General education (GE) is the term used for a prescribed undergraduate course of study designed to provide degree candidates with a multidisciplinary foundation. In the United States, completion of general education usually occurs within the first two years of college and almost always occurs prior to enrollment in concentration specific coursework.
Requirements vary by college and there is no universally accepted standard for GE. The difference in academic background of candidates also affects colleges' approach to general education. Many colleges accept AP and CLEP exams in place of introductory courses, up to a certain limit of credits. These tests validate life experience, providing colleges with a justifiable basis to award credit. Another way to get credit is through military service. Recognizing the potential knowledge veterans have acquired through their service, the American Council of Education has established guidelines on credit equivalency for military training, using the DD214.
The cost and rigor of undergraduate study make it difficult for some people to enter a four-year institution after high school. Many students complete their general education coursework at junior colleges, where tuition is relatively inexpensive and the pace is more relaxed, then transfer to an undergraduate school.

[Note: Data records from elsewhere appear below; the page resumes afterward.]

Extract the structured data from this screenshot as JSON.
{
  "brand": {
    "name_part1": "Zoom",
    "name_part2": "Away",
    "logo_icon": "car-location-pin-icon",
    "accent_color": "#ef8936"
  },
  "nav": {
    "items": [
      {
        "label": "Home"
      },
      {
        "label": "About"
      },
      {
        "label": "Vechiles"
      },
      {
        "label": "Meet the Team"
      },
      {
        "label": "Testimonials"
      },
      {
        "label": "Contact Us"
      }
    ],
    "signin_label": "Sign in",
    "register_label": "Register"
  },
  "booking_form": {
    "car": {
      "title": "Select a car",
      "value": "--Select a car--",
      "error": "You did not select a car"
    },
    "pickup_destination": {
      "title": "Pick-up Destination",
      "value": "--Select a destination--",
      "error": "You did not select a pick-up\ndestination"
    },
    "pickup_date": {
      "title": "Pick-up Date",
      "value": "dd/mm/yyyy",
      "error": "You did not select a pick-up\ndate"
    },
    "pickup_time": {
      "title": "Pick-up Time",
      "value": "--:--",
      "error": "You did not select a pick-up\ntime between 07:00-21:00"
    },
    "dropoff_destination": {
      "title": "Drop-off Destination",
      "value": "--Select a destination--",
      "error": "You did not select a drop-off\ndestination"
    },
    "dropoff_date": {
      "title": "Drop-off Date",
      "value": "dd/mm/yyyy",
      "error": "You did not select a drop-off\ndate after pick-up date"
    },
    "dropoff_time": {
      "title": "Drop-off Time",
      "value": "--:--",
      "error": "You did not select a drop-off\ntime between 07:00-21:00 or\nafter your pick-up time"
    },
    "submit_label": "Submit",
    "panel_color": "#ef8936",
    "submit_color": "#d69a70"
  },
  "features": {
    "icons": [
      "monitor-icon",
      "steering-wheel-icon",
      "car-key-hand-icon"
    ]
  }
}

While two-year colleges make college education more accessible and affordable, there can be some drawbacks; for instance, courses may not be similar in rigor to those at the university level, leaving a transfer student at a disadvantage.